Given records –
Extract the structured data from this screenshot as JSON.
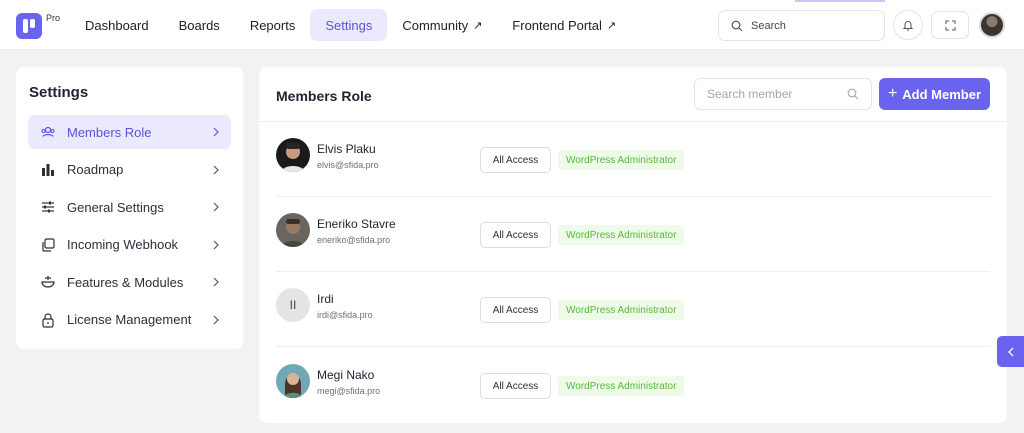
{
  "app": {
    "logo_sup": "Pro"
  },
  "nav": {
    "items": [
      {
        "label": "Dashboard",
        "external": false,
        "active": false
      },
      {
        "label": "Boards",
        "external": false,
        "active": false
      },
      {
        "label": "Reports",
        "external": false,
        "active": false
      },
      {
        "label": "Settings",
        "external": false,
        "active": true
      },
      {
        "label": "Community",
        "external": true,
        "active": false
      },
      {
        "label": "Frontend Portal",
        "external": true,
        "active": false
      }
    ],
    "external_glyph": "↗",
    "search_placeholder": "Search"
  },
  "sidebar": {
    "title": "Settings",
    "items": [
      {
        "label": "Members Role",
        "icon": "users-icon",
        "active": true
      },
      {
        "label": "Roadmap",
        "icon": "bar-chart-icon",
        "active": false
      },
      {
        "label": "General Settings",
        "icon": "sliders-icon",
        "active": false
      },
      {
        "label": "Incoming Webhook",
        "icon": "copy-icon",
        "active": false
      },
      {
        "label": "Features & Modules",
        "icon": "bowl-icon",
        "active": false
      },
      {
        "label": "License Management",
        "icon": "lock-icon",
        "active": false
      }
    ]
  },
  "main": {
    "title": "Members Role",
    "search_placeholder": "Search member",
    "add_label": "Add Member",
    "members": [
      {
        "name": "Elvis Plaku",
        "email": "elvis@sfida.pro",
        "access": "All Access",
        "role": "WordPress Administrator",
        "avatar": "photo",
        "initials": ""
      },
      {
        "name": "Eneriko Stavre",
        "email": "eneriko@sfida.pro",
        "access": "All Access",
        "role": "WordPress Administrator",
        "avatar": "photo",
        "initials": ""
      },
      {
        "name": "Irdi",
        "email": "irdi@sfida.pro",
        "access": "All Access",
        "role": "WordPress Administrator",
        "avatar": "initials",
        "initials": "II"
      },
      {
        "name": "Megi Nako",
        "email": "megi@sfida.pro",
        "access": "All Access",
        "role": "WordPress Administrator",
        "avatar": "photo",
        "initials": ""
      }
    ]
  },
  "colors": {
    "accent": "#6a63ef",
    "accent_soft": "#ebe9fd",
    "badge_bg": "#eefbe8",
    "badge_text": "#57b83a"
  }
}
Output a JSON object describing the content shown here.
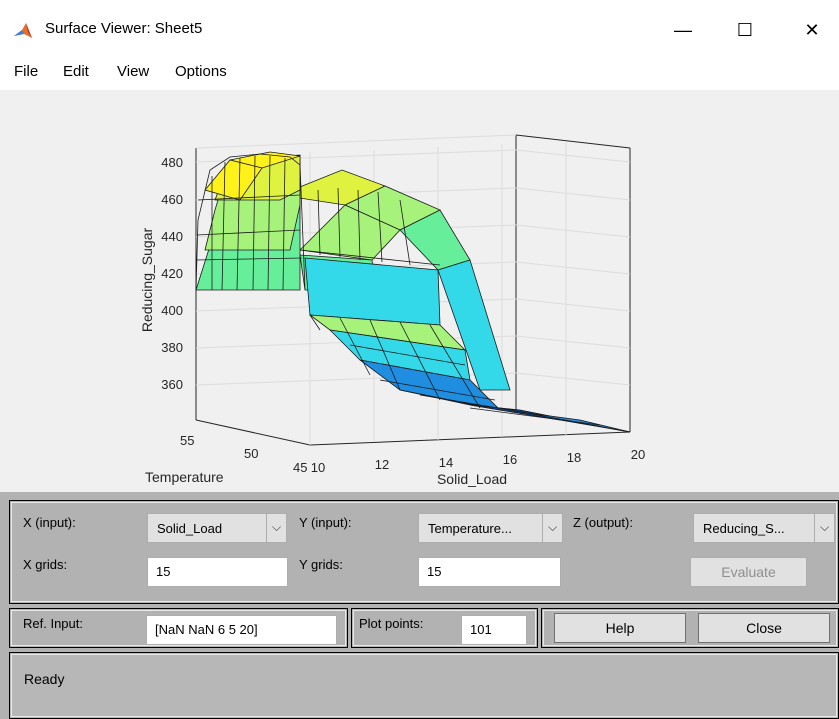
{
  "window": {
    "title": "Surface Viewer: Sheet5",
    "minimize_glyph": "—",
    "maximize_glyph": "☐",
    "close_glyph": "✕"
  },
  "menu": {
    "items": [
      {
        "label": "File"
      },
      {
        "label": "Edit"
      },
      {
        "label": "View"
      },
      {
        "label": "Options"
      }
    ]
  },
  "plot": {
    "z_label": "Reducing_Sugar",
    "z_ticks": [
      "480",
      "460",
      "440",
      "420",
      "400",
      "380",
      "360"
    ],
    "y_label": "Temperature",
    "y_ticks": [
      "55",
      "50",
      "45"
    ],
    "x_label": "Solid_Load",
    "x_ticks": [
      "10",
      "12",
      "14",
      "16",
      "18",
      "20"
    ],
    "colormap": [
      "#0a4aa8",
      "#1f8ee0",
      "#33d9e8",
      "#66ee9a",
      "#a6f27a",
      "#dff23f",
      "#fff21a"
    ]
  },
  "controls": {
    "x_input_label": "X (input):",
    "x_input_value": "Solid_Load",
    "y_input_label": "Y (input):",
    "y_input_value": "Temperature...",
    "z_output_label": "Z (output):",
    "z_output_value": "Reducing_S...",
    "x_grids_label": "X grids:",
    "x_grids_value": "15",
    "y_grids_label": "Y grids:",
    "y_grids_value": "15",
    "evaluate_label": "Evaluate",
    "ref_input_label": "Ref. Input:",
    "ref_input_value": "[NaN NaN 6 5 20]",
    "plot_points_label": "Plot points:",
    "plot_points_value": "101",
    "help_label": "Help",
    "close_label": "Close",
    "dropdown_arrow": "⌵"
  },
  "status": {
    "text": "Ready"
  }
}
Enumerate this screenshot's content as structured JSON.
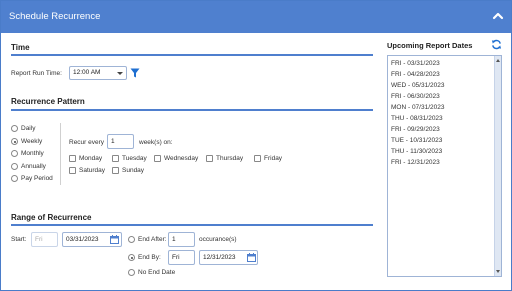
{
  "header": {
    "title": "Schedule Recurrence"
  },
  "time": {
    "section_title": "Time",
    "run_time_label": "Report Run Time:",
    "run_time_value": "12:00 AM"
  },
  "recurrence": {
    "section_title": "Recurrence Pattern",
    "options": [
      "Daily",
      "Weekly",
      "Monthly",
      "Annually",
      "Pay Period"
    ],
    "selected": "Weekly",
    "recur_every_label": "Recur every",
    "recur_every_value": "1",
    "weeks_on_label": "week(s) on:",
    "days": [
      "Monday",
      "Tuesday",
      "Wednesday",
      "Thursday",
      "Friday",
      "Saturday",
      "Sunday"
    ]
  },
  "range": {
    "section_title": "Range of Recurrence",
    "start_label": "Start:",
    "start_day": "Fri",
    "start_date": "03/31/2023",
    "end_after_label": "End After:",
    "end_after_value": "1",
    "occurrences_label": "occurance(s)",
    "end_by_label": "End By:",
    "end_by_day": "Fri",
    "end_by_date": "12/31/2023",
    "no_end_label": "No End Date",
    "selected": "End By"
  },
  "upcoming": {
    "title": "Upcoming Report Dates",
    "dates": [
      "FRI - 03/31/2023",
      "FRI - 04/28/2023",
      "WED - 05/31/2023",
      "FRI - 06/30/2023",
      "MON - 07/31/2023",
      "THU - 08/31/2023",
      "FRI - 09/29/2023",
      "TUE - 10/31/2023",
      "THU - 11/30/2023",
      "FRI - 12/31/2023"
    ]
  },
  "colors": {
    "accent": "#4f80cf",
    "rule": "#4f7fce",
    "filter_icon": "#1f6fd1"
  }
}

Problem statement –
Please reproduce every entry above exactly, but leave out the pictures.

Answer to the problem –
Extract the structured data from this screenshot as JSON.
{
  "app": {
    "logo_sup": "Pro"
  },
  "nav": {
    "items": [
      {
        "label": "Dashboard",
        "external": false,
        "active": false
      },
      {
        "label": "Boards",
        "external": false,
        "active": false
      },
      {
        "label": "Reports",
        "external": false,
        "active": false
      },
      {
        "label": "Settings",
        "external": false,
        "active": true
      },
      {
        "label": "Community",
        "external": true,
        "active": false
      },
      {
        "label": "Frontend Portal",
        "external": true,
        "active": false
      }
    ],
    "external_glyph": "↗",
    "search_placeholder": "Search"
  },
  "sidebar": {
    "title": "Settings",
    "items": [
      {
        "label": "Members Role",
        "icon": "users-icon",
        "active": true
      },
      {
        "label": "Roadmap",
        "icon": "bar-chart-icon",
        "active": false
      },
      {
        "label": "General Settings",
        "icon": "sliders-icon",
        "active": false
      },
      {
        "label": "Incoming Webhook",
        "icon": "copy-icon",
        "active": false
      },
      {
        "label": "Features & Modules",
        "icon": "bowl-icon",
        "active": false
      },
      {
        "label": "License Management",
        "icon": "lock-icon",
        "active": false
      }
    ]
  },
  "main": {
    "title": "Members Role",
    "search_placeholder": "Search member",
    "add_label": "Add Member",
    "members": [
      {
        "name": "Elvis Plaku",
        "email": "elvis@sfida.pro",
        "access": "All Access",
        "role": "WordPress Administrator",
        "avatar": "photo",
        "initials": ""
      },
      {
        "name": "Eneriko Stavre",
        "email": "eneriko@sfida.pro",
        "access": "All Access",
        "role": "WordPress Administrator",
        "avatar": "photo",
        "initials": ""
      },
      {
        "name": "Irdi",
        "email": "irdi@sfida.pro",
        "access": "All Access",
        "role": "WordPress Administrator",
        "avatar": "initials",
        "initials": "II"
      },
      {
        "name": "Megi Nako",
        "email": "megi@sfida.pro",
        "access": "All Access",
        "role": "WordPress Administrator",
        "avatar": "photo",
        "initials": ""
      }
    ]
  },
  "colors": {
    "accent": "#6a63ef",
    "accent_soft": "#ebe9fd",
    "badge_bg": "#eefbe8",
    "badge_text": "#57b83a"
  }
}
Output a JSON object describing the content shown here.
{
  "window": {
    "title": "Surface Viewer: Sheet5",
    "minimize_glyph": "—",
    "maximize_glyph": "☐",
    "close_glyph": "✕"
  },
  "menu": {
    "items": [
      {
        "label": "File"
      },
      {
        "label": "Edit"
      },
      {
        "label": "View"
      },
      {
        "label": "Options"
      }
    ]
  },
  "plot": {
    "z_label": "Reducing_Sugar",
    "z_ticks": [
      "480",
      "460",
      "440",
      "420",
      "400",
      "380",
      "360"
    ],
    "y_label": "Temperature",
    "y_ticks": [
      "55",
      "50",
      "45"
    ],
    "x_label": "Solid_Load",
    "x_ticks": [
      "10",
      "12",
      "14",
      "16",
      "18",
      "20"
    ],
    "colormap": [
      "#0a4aa8",
      "#1f8ee0",
      "#33d9e8",
      "#66ee9a",
      "#a6f27a",
      "#dff23f",
      "#fff21a"
    ]
  },
  "controls": {
    "x_input_label": "X (input):",
    "x_input_value": "Solid_Load",
    "y_input_label": "Y (input):",
    "y_input_value": "Temperature...",
    "z_output_label": "Z (output):",
    "z_output_value": "Reducing_S...",
    "x_grids_label": "X grids:",
    "x_grids_value": "15",
    "y_grids_label": "Y grids:",
    "y_grids_value": "15",
    "evaluate_label": "Evaluate",
    "ref_input_label": "Ref. Input:",
    "ref_input_value": "[NaN NaN 6 5 20]",
    "plot_points_label": "Plot points:",
    "plot_points_value": "101",
    "help_label": "Help",
    "close_label": "Close",
    "dropdown_arrow": "⌵"
  },
  "status": {
    "text": "Ready"
  }
}
Enumerate this screenshot's content as structured JSON.
{
  "header": {
    "title": "Schedule Recurrence"
  },
  "time": {
    "section_title": "Time",
    "run_time_label": "Report Run Time:",
    "run_time_value": "12:00 AM"
  },
  "recurrence": {
    "section_title": "Recurrence Pattern",
    "options": [
      "Daily",
      "Weekly",
      "Monthly",
      "Annually",
      "Pay Period"
    ],
    "selected": "Weekly",
    "recur_every_label": "Recur every",
    "recur_every_value": "1",
    "weeks_on_label": "week(s) on:",
    "days": [
      "Monday",
      "Tuesday",
      "Wednesday",
      "Thursday",
      "Friday",
      "Saturday",
      "Sunday"
    ]
  },
  "range": {
    "section_title": "Range of Recurrence",
    "start_label": "Start:",
    "start_day": "Fri",
    "start_date": "03/31/2023",
    "end_after_label": "End After:",
    "end_after_value": "1",
    "occurrences_label": "occurance(s)",
    "end_by_label": "End By:",
    "end_by_day": "Fri",
    "end_by_date": "12/31/2023",
    "no_end_label": "No End Date",
    "selected": "End By"
  },
  "upcoming": {
    "title": "Upcoming Report Dates",
    "dates": [
      "FRI - 03/31/2023",
      "FRI - 04/28/2023",
      "WED - 05/31/2023",
      "FRI - 06/30/2023",
      "MON - 07/31/2023",
      "THU - 08/31/2023",
      "FRI - 09/29/2023",
      "TUE - 10/31/2023",
      "THU - 11/30/2023",
      "FRI - 12/31/2023"
    ]
  },
  "colors": {
    "accent": "#4f80cf",
    "rule": "#4f7fce",
    "filter_icon": "#1f6fd1"
  }
}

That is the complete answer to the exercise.